A Tall Order: Serious Materials to Retrofit Empire State Building's Windows

A Tall Order: Serious Materials to Retrofit Empire State Building's Windows

How do you upgrade the windows in one of the world's best-known buildings without altering the look of the structure or discarding its 26,000 panes of existing glass?

That was the challenge for green building materials manufacturer Serious Materials, which has devised a way to super-insulate the 6,514 double-hung windows in the Empire State Building and as much as quadruple their thermal performance -- an improvement that is expected to reduce energy costs by more than $400,000 a year.

Johnson Controls Inc., the efficiency solutions giant overseeing the greening of the Empire State Building, and Serious Materials formally announced this morning that the firm based in Sunnyvale, Calif., has been chosen to transform the windows in the New York City icon.

Serious Materials CEO Kevin Surace provided early word of his firm's involvement to the House of Representatives' Democratic Caucus in January and at the State of Green Business Forum last month in San Francisco.

The windows project is one of eight major components in the retrofit that is expected to reduce energy use at the Empire State Building by 38 percent, save $4.4 million annually and avoid 105,000 metric tons of carbon dioxide emissions in the next 15 years.

Serious Materials' SeriousWindows and SeriousGlass are designed to deliver high-performance insulation and make the structures that use them more energy efficient. Applying technology used in making SeriousGlass, the company intends to convert the existing glass in the Empire State Building's windows into "super-insulating glass units" (a basic insulated glass unit, or IGU as its known in industry shorthand, is the glass sandwich that comprises a multiple glass pane).

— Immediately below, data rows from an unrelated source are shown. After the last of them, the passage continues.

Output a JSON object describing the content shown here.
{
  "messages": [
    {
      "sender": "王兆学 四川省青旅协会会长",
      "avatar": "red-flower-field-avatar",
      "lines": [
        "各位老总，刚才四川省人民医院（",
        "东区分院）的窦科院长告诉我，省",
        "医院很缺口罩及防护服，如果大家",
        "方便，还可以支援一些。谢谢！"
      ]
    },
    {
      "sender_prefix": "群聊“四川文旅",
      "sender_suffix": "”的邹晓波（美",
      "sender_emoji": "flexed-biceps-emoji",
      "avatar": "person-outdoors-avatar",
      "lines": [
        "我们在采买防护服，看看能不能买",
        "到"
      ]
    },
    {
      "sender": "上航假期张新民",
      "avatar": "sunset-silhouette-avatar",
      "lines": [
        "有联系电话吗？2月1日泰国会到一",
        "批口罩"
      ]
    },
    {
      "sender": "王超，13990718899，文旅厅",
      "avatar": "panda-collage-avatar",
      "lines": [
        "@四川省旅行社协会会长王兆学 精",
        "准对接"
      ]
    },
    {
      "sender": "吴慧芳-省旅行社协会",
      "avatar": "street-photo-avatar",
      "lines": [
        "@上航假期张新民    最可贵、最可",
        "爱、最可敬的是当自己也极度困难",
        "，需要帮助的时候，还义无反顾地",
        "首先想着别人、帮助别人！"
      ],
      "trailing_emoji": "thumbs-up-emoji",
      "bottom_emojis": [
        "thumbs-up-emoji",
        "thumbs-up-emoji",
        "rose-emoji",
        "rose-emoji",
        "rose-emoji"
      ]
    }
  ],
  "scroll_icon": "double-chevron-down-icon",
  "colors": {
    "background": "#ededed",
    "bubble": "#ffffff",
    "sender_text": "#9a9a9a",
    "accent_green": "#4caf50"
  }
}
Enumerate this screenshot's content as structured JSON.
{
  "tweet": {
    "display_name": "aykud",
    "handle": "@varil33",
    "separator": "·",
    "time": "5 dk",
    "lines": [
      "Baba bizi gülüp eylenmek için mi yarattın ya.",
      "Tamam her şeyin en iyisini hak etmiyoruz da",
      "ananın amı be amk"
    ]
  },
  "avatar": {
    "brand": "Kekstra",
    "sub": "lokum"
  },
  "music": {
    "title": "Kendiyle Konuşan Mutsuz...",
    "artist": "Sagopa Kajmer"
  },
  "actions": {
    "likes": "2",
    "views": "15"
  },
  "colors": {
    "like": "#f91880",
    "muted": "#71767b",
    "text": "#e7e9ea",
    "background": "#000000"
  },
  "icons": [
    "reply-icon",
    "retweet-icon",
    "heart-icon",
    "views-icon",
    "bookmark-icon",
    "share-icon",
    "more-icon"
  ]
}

Serious Materials' units for the Empire State Building will be made (see diagram above) by removing the glass from window frames, separating and cleaning it, then installing new spacers between the panes along with a suspended coated film and a special gas fill. Afterward, the units will be reinstalled in the existing window frames. When complete, the thermal resistance or R-value of the windows is expected to increase from R-2 to a range of R-5 to R-8.

"There's nothing greener than reusing existing glass," said Surace, who noted the windows now in the building are about a dozen years old.

The entire process, which Johnson Controls and Serious Materials described as the first of its kind, will save energy and reduce waste, Surace said. The work to convert the old glass will be done on site by crews who will remove and reinstall the glass at night to avoid disruption of dayworkers in the office building.

Although upgrading existing window glass has been done before, such a large-scale conversion has not, Surace said. "This is a great example of what you can do to save energy," he said. "This is a spectacularly fun project and we're extremely proud to be involved in it."

The work will take about nine months with completion expected by December, Surace said.

{related_content}Other details of the Empire State Building retrofit -- whose project partners include Jones Lang LaSalle, the Clinton Climate Initiative and the Rocky Mountain Institute -- are available at www.esbsustainability.com. Johnson Controls has guaranteed that all eight integrated measures to make the building more  energy efficient will provide a payback in three years.

In other news this week involving Johnson Controls, the firm based in Milwaukee, Wisc., acquired lighting services company National Energy Services (NES) of Roswell, Ga.

NES's work has involved lighting upgrades and maintenance solutions primarily for retail, commercial and industrial clients. That business would expand the customer base for Johnson Controls' lighting services, whose clients have been school, healthcare and government facilities. The terms of the acquisition were not disclosed.

Top image courtesy of the Empire State Building sustainability project, inset courtesy of Serious Materials.